It’s been a tough year. So many things have happened that were not part of the “return to normal” plan after COVID. The details are too numerous to list here, but I can tell you that our Christmas tree was out of the box and fully decorated early this year to force-feed the glow of Christmas joy into our house.
To get into the Biblical spirit of Christmas, I read Luke 1, and the story of Zachariah caught my eye and tugged on my heart.
“In the time of Herod king of Judea there was a priest named Zechariah, who belonged to the priestly division of Abijah; his wife Elizabeth was also a descendant of Aaron. Both of them were righteous in the sight of God, observing all the Lord’s commands and decrees blamelessly. But they were childless because Elizabeth was not able to conceive, and they were both very old. Once when Zechariah’s division was on duty and he was serving as priest before God, he was chosen by lot, according to the custom of the priesthood, to go into the temple of the Lord and burn incense.”
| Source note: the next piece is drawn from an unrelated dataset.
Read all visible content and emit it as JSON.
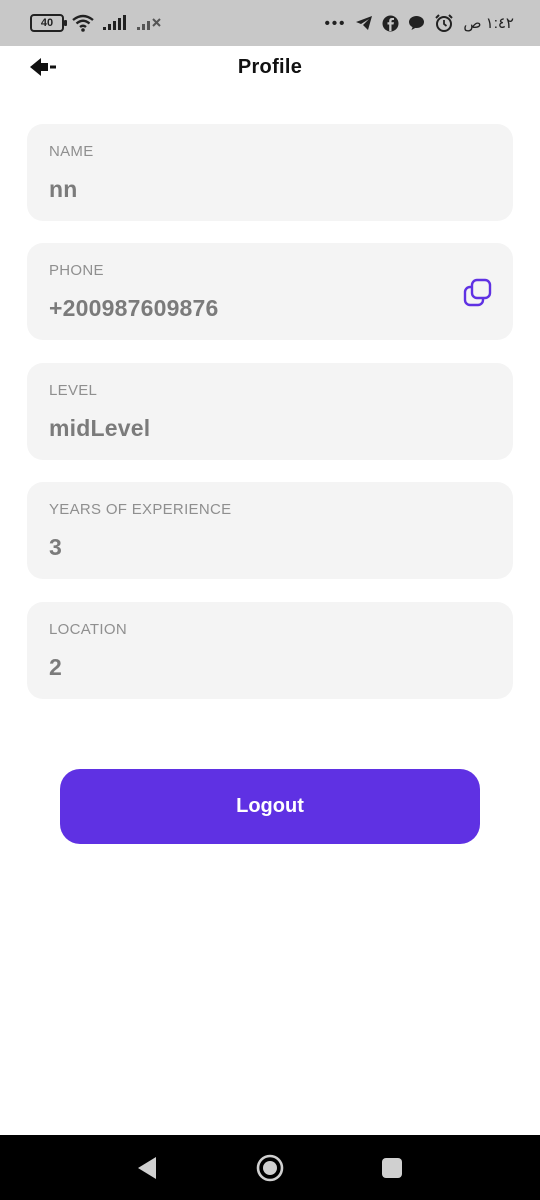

What do you think Zachariah was thinking while he was serving? I wonder if he and I felt the same way – thinking, “Here I am serving God and all these people, yet I don’t recall seeing this life path option in the brochure. So, now what?”
The story continues.
“Then an angel of the Lord appeared to him, standing at the right side of the altar of incense. When Zechariah saw him, he was startled and was gripped with fear. But the angel said to him: “Do not be afraid, Zechariah; your prayer has been heard. Your wife Elizabeth will bear you a son, and you are to call him John.”
I love how the Bible is written about real people. Because just like I would, Zachariah asks, “How?” He was a priest. His job was to be close to God, yet he still found it hard to believe. Just like him, I’m sure this would be my question, too, except with a more emphatic “No way! Listen, Angel guy, I’m not sure you get how this whole thing works, but have you seen all this grey hair?!”
The angel had some things to say about his doubt.
“The angel said to him, “I am Gabriel. I stand in the presence of God, and I have been sent to speak to you and to tell you this good news. And now you will be silent and not able to speak until the day this happens, because you did not believe my words, which will come true at their appointed time.”
That part is where the story really started messing with me. Every day for TEN months, Zachariah woke up and could not talk. Not at all.
My dad has a paralyzed vocal cord from a recent viral sinus infection. His ability to talk has been reduced by about 70 percent. I have watched this issue be a gigantic source of frustration and isolation. It sucks to watch, and it hurts my heart for him. But until I read this passage in Luke, I had never wondered what it was doing to my dad’s spirit. I’m sure Zachariah was feeling the same frustrations. No songs to sing or jokes to tell. No way to be heard above the noise of the table. Just this weird promise that sometime in the future, it will be better. If I’m being real, I think I would have started doubting that in week 2.
But, then it happened.
“When it was time for Elizabeth to have her baby, she gave birth to a son.
On the eighth day they came to circumcise the child, and they were going to name him after his father Zechariah, but his mother spoke up and said, “No! He is to be called John.” They said to her, “There is no one among your relatives who has that name.” Then they made signs to his father, to find out what he would like to name the child. He asked for a writing tablet, and to everyone’s astonishment, he wrote, “His name is John.”
Immediately his mouth was opened and his tongue set free, and he began to speak, praising God.”
I believe what God was working on in Zachariah is the same thing He is working on in me—giving up control. It was custom in those times to always pass down a family name. It was an honor and part of their heritage and the way it was supposed to be. However, Zachariah chose the name God gave him for his son.
God silenced Zachariah’s voice so he could truly hear His voice. During that ten months of silence, God was trading out Zachariah’s will for His own. God exchanged Zachariah’s life plan for a higher one.
This lesson is the gift I needed this Christmas season. It’s the best present swap I’ve ever been invited to and the gift I never knew I always needed. Maybe you’re there too. Are things not going according to plan? Do you catch yourself saying, “But it wasn’t supposed to be like this!”
If so, join me in this prayer, “Dear God, even through the pain, the inconveniences, and the doubt that come my way this month and in the upcoming year, give me the sight to see that You have a greater plan for me because you love me, and like Zachariah, I am Your chosen servant. Amen.”
We will get through this together!
In His service and at yours!